Counting all the fish in the sea is an imperfect science to begin with, and even federal officials acknowledge that they lack the data they’d like for most species. Because of budget limitations, NOAA conducts stock assessments of commercial species only every few years, using independent trawl surveys, official landing data, ecological data and interviews with operators, among other sources.
Its data on recreational fishing are even spottier. NOAA has created an expanded dockside survey and will use new methodology to analyze the results, but officials say they have not made wide use of this approach before this year. After an annual catch limit is set for a recreational fishery, managers can adopt several measures, such as limiting the season or the size of fish that can be taken, to prevent fishers from exceeding the overall threshold.
Steven D. Gaines, dean of the Bren School of Environmental Science and Management at the University of California at Santa Barbara, said researchers are developing more effective tools to estimate fish populations, by looking at the size of the fish and how fish are faring inside and outside marine reserves. “It’s really transforming the opportunity for us to assess where the fisheries are at the moment and take corrective action early on to correct overfishing,” he said.
Even when NOAA receives fresh data, the agency often comes under fire for finding a population is doing much better or worse than expected.
Just this year, for example, NOAA determined the amount of cod in the Gulf of Maine had declined roughly two-thirds since 2008. Local fishing interests and area lawmakers, including Sen. John F. Kerry (D-Mass.), have assailed the assessment and warned NOAA against setting cod limits too low this year. The current cod catch limit is 12,000 metric tons; because the recent assessment says that only 11,400 metric tons are left, Kerry wrote, it “could require a fishing limit as low as 1,000 metric tons of cod.”
“Are the laws sustaining stocks and also the fishery, or are we just looking at what is biologically reasonable and then decimating small businesses at the same time?” asked Jackie Odell, executive director of the Northeast Seafood Coalition, which represents groundfish vessels operating along the Atlantic Seaboard from Maine to New York.
Fishing interests have also questioned why they need to restrict their take once a stock appears on the rebound. Summer flounder, or fluke, a popular recreational fishing target in the mid-Atlantic, was so overfished that its 1989 population was deemed 88 percent below healthy levels. After a series of efforts to regulate the catch, an assessment in October showed the species had been rebuilt, with an estimated 137 million pounds of mature summer flounder in the region.
But because the assessment showed the fish has not rebounded as much as scientists expected, managers are not raising the catch limit as high as initially planned. This has angered James A. Donofrio, executive director of the Recreational Fishing Alliance.

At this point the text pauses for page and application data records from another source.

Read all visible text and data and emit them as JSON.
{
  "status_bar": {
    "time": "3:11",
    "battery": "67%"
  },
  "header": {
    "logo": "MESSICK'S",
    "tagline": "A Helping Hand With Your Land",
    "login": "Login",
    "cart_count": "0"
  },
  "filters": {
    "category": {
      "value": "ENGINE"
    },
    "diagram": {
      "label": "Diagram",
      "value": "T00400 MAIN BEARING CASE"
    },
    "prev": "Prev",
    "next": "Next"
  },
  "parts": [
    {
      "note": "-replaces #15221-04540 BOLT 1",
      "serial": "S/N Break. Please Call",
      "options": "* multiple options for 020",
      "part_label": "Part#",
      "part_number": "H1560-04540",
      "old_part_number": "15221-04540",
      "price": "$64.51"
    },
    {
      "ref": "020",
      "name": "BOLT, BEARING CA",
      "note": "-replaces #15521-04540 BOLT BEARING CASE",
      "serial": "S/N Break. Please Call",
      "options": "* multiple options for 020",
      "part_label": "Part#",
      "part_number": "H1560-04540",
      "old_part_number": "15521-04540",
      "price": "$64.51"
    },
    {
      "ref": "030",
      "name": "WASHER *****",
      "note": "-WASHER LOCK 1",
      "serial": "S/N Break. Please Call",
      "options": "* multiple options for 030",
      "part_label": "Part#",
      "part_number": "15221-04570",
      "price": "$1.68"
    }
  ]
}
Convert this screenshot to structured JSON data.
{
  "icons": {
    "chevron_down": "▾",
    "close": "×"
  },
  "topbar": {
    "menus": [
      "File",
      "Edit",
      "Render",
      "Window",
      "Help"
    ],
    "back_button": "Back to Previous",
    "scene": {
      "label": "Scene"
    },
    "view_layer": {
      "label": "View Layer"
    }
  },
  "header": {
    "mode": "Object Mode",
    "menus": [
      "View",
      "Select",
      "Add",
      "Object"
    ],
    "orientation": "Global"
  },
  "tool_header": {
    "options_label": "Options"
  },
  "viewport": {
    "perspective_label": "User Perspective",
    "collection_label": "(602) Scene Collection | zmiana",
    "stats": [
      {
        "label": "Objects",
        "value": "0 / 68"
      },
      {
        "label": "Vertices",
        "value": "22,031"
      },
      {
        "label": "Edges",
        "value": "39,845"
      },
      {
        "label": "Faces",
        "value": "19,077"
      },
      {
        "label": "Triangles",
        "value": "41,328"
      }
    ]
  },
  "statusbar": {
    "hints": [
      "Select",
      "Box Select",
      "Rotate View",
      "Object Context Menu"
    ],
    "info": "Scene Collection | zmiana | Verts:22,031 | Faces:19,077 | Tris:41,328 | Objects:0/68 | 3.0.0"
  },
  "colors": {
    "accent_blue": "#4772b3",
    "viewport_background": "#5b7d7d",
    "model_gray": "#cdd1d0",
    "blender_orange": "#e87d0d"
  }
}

“We’re only asking for access to stocks that are in good shape anyway,” he said, adding that federal officials have defined the term “overfishing”too aggressively.
“When we don’t see the fish and we can’t catch them, then we know there’s overfishing,” he said.
Environmentalists and many researchers disagree. Brad Sewell, a senior attorney at the Natural Resources Defense Council, an environmental advocacy group, said regulators need to take a precautionary approach because the catch limits aim to achieve the “maximum sustainable yield” without pushing a species to collapse. “You’re fishing right on the edge,” he said.
European Union member states are debating whether to adopt a law mandating the sort of catch limits embraced by the United States.
Stricter limits have helped several species in the Washington region rebound, including mid-Atlantic bluefish, and regional managers took the unprecedented step this past fall of cutting the take of menhaden, a forage fish, for the sake of species that consume it.
Mark Spalding, president of the Ocean Foundation, said that people on both sides of the debate need to acknowledge that the United States is facing the sort of transformational moment in fishing that it did a half-century ago in forestry. Until the mid-1960s, the government allowed loggers unfettered access to public lands, he said.
“We had to have this wrenching, put-the-brakes-on-and-turn-the-truck-around” process, he said, adding that when it comes to setting universal catch limits, “this is a monumental achievement.”